Problem description: Give back the entries exactly as they read, leaving each image out.

[Stored data entries]
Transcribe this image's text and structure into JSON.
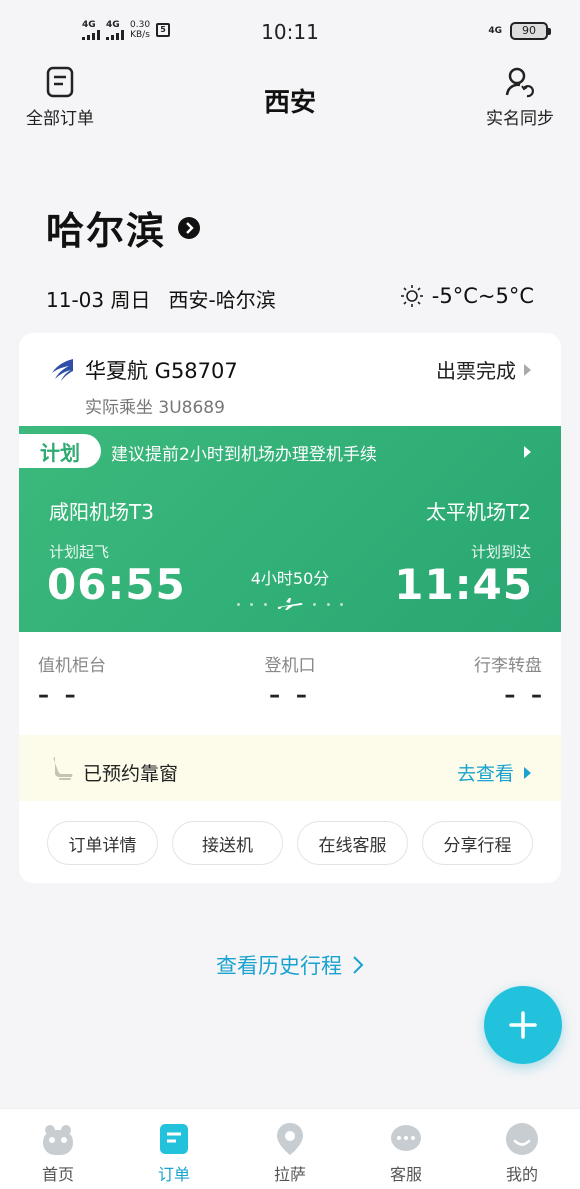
{
  "status_bar": {
    "network1": "4G",
    "network2": "4G",
    "speed_value": "0.30",
    "speed_unit": "KB/s",
    "time": "10:11",
    "network3": "4G",
    "battery": "90"
  },
  "header": {
    "left_label": "全部订单",
    "title": "西安",
    "right_label": "实名同步"
  },
  "destination": {
    "city": "哈尔滨",
    "date": "11-03 周日",
    "route": "西安-哈尔滨",
    "weather": "-5°C~5°C"
  },
  "flight": {
    "airline_flight": "华夏航 G58707",
    "actual_operator": "实际乘坐 3U8689",
    "status": "出票完成",
    "plan_tag": "计划",
    "plan_tip": "建议提前2小时到机场办理登机手续",
    "dep_airport": "咸阳机场T3",
    "arr_airport": "太平机场T2",
    "dep_label": "计划起飞",
    "arr_label": "计划到达",
    "dep_time": "06:55",
    "arr_time": "11:45",
    "duration": "4小时50分"
  },
  "info": {
    "checkin_label": "值机柜台",
    "gate_label": "登机口",
    "baggage_label": "行李转盘",
    "checkin_value": "– –",
    "gate_value": "– –",
    "baggage_value": "– –"
  },
  "seat": {
    "text": "已预约靠窗",
    "link": "去查看"
  },
  "actions": [
    "订单详情",
    "接送机",
    "在线客服",
    "分享行程"
  ],
  "history_link": "查看历史行程",
  "tabs": [
    {
      "label": "首页",
      "active": false
    },
    {
      "label": "订单",
      "active": true
    },
    {
      "label": "拉萨",
      "active": false
    },
    {
      "label": "客服",
      "active": false
    },
    {
      "label": "我的",
      "active": false
    }
  ],
  "colors": {
    "accent": "#1aa3d0",
    "green": "#2fae76",
    "fab": "#22c2dd"
  }
}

Answer to this task:
Transcribe this image's text and structure into JSON.
{
  "status_bar": {
    "network1": "4G",
    "network2": "4G",
    "speed_value": "0.30",
    "speed_unit": "KB/s",
    "time": "10:11",
    "network3": "4G",
    "battery": "90"
  },
  "header": {
    "left_label": "全部订单",
    "title": "西安",
    "right_label": "实名同步"
  },
  "destination": {
    "city": "哈尔滨",
    "date": "11-03 周日",
    "route": "西安-哈尔滨",
    "weather": "-5°C~5°C"
  },
  "flight": {
    "airline_flight": "华夏航 G58707",
    "actual_operator": "实际乘坐 3U8689",
    "status": "出票完成",
    "plan_tag": "计划",
    "plan_tip": "建议提前2小时到机场办理登机手续",
    "dep_airport": "咸阳机场T3",
    "arr_airport": "太平机场T2",
    "dep_label": "计划起飞",
    "arr_label": "计划到达",
    "dep_time": "06:55",
    "arr_time": "11:45",
    "duration": "4小时50分"
  },
  "info": {
    "checkin_label": "值机柜台",
    "gate_label": "登机口",
    "baggage_label": "行李转盘",
    "checkin_value": "– –",
    "gate_value": "– –",
    "baggage_value": "– –"
  },
  "seat": {
    "text": "已预约靠窗",
    "link": "去查看"
  },
  "actions": [
    "订单详情",
    "接送机",
    "在线客服",
    "分享行程"
  ],
  "history_link": "查看历史行程",
  "tabs": [
    {
      "label": "首页",
      "active": false
    },
    {
      "label": "订单",
      "active": true
    },
    {
      "label": "拉萨",
      "active": false
    },
    {
      "label": "客服",
      "active": false
    },
    {
      "label": "我的",
      "active": false
    }
  ],
  "colors": {
    "accent": "#1aa3d0",
    "green": "#2fae76",
    "fab": "#22c2dd"
  }
}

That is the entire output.